For in vehicle navigation, I use software called Overland Navigator. Released by Spatialminds, Overland Navigator is a very simple tool that shows me where I am on a map, and has the ability to display .GPX tracks. It makes use of USGS quads and offers several different zoom levels with different scales. I really like the programs simplicity, and how easily it runs on a small touch screen.
When planning trips, I always ensure I have a compass, proper paper maps of an area, and a good plan. For digital planning, I use Google Earth to make routes, and save them as .KML files. I then use GPSBabel to convert those files into .GPX files, which I can easily display in Overland Navigator. Google Earth and GPSBabel are both free programs, and offer a very robust number of options for route planning.
In the Cruisers, I run the software on a CF-74 Panasonic Toughbook that I keep stored elsewhere in my vehicle, with a USB touch screen mounted on my windshield. I am currently working on a dedicated storage area for the Toughbook in the HZJ75 that will leave it well hidden from view, but still safe and properly vented.
Here’s what it looks like hooked up on my desk. I have it set up so the tough book runs when closed.
The touchscreen has a built in keyboard application and is very accurate. Also, it allows you to single click (by tapping once), double click (by tapping twice), and right-click (by touching and holding down for a second) which means you still have full functionality in windows. With that and the virtual keyboard (pictured below) there’s no reason to take the laptop out unless you want to.

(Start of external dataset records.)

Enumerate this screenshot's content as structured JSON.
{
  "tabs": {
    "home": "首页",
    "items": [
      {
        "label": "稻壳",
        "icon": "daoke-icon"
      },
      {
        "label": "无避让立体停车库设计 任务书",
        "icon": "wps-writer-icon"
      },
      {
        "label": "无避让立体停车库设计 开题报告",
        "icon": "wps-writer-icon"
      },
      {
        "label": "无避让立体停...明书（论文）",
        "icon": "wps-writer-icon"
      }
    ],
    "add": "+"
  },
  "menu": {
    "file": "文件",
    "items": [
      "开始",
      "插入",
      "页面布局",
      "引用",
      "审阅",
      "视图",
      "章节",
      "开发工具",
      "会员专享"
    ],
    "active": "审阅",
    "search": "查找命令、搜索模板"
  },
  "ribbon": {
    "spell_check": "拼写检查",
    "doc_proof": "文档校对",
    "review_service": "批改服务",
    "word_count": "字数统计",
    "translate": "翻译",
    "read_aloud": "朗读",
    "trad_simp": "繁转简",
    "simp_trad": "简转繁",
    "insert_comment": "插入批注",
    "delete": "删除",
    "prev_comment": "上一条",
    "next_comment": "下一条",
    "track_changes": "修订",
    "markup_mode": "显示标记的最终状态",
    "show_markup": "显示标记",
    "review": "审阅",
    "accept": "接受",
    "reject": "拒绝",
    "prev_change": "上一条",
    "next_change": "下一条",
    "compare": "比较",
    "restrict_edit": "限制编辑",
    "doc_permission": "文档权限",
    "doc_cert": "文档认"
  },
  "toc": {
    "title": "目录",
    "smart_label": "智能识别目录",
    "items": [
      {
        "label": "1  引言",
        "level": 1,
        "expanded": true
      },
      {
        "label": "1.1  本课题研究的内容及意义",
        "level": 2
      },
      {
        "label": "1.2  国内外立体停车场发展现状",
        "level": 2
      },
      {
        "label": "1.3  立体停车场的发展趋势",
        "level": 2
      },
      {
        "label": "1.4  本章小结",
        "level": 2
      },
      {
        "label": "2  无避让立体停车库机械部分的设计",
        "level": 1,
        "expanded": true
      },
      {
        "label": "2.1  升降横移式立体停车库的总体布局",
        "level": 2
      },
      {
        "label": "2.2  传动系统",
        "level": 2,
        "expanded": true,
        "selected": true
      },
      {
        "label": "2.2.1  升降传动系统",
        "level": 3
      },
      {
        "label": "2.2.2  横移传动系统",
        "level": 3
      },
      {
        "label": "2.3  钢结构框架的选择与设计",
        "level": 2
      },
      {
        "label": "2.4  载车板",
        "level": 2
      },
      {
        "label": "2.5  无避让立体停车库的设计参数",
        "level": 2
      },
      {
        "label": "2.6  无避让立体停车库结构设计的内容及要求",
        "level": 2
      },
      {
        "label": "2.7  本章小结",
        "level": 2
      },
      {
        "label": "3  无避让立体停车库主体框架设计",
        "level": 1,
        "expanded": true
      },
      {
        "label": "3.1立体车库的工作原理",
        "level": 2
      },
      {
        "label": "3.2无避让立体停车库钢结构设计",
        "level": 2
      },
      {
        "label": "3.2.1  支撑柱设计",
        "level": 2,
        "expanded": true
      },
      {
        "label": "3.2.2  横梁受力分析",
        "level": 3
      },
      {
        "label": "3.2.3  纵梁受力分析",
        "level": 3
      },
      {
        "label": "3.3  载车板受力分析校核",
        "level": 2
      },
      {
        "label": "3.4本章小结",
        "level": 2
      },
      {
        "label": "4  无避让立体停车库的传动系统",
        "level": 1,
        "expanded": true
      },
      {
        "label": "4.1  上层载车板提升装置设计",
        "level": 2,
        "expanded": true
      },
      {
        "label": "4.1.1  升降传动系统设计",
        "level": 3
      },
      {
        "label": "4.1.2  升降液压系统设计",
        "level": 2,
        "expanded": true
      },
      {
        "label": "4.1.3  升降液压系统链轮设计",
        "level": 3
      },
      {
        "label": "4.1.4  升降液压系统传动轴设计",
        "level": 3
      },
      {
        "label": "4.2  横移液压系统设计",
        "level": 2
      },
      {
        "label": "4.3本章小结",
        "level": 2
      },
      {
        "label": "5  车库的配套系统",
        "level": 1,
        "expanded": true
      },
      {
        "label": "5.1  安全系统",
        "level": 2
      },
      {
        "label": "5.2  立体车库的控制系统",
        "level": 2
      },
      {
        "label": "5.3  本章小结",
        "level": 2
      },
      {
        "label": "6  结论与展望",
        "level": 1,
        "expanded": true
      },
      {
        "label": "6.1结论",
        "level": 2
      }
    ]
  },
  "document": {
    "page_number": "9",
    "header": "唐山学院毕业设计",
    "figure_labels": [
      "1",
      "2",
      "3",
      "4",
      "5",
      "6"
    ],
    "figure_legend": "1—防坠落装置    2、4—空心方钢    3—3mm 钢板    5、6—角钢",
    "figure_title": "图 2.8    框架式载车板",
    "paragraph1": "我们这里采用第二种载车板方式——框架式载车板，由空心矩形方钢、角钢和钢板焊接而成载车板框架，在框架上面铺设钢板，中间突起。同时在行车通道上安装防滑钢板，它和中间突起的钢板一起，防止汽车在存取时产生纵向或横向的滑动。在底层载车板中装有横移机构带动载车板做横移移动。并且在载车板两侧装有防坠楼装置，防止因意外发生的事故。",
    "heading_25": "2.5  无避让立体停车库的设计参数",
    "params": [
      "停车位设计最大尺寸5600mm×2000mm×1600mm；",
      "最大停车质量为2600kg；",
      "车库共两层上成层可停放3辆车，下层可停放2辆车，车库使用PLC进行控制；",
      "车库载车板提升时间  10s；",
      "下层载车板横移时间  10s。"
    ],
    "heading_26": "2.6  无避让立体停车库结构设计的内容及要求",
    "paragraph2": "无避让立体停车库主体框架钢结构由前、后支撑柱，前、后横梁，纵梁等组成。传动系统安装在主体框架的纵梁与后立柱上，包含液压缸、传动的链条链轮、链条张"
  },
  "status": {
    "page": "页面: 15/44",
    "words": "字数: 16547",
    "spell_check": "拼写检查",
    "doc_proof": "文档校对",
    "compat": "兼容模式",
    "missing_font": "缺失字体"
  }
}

The touchscreen I use is a Proximus 7″ USB Touch Screen Monitor.
This touch screen will bolt directly to this very affordable Arkon Windshield Mount, which I find to be very versatile. I have a few of these for different applications.
Now, the Arkon unit is technically made for 7″ tablets, but I’ve found it’s great for smart phones, my Garmin, and even eReaders. It comes with a spring loaded “hand” that holds tablets, but it will not hold the Proximus Touch Screen in that manner very well.
In order to mount the touch screen unit, simply unscrew the “hand” from the Arkon and use that same bolt directly into the back of the Proximus. It is the same thread/pitch and works very well.
Once this is on there, you can mount it on the windshield in any number of ways. Because I see a lot of washboard roads and my stuff gets pretty rattled, I chose to mount mine in such a way that the weight of the screen is distributed on the dash. This takes a lot of stress off of the windshield mount (though it could handle it, in my opinion, I just like redundancy) and keeps the screen out of the way.
I prefer the smaller touch screen to the larger screen, or even the laptop, for several reasons. In the end, it’s much less cluttered in the cab (and Sydney is a skinny gal, so there’s not too much room up front!) and the price of a decent laptop mount is about 3-4 times what this screen/windshield mount cost me. To move this to a different truck is as easy as moving a Tom-Tom GPS type unit.
At the end of the day, this screen will provide a fully functional interface with a computer without any of the peripherals or bulk in the way. It will play movies (aux input to my stereo) which will be a nice feature while we’re cruising for the lady.
After some additional thought, this set up would be ideal for running a second monitor into the backseat for DVD’s (run it as an extended desktop, for instance). Also, for a vehicle set up with driver/navigator, the navigation display could be cloned onto this monitor so the driver could see what the navigator was looking at and watch in real time as they manipulated the display.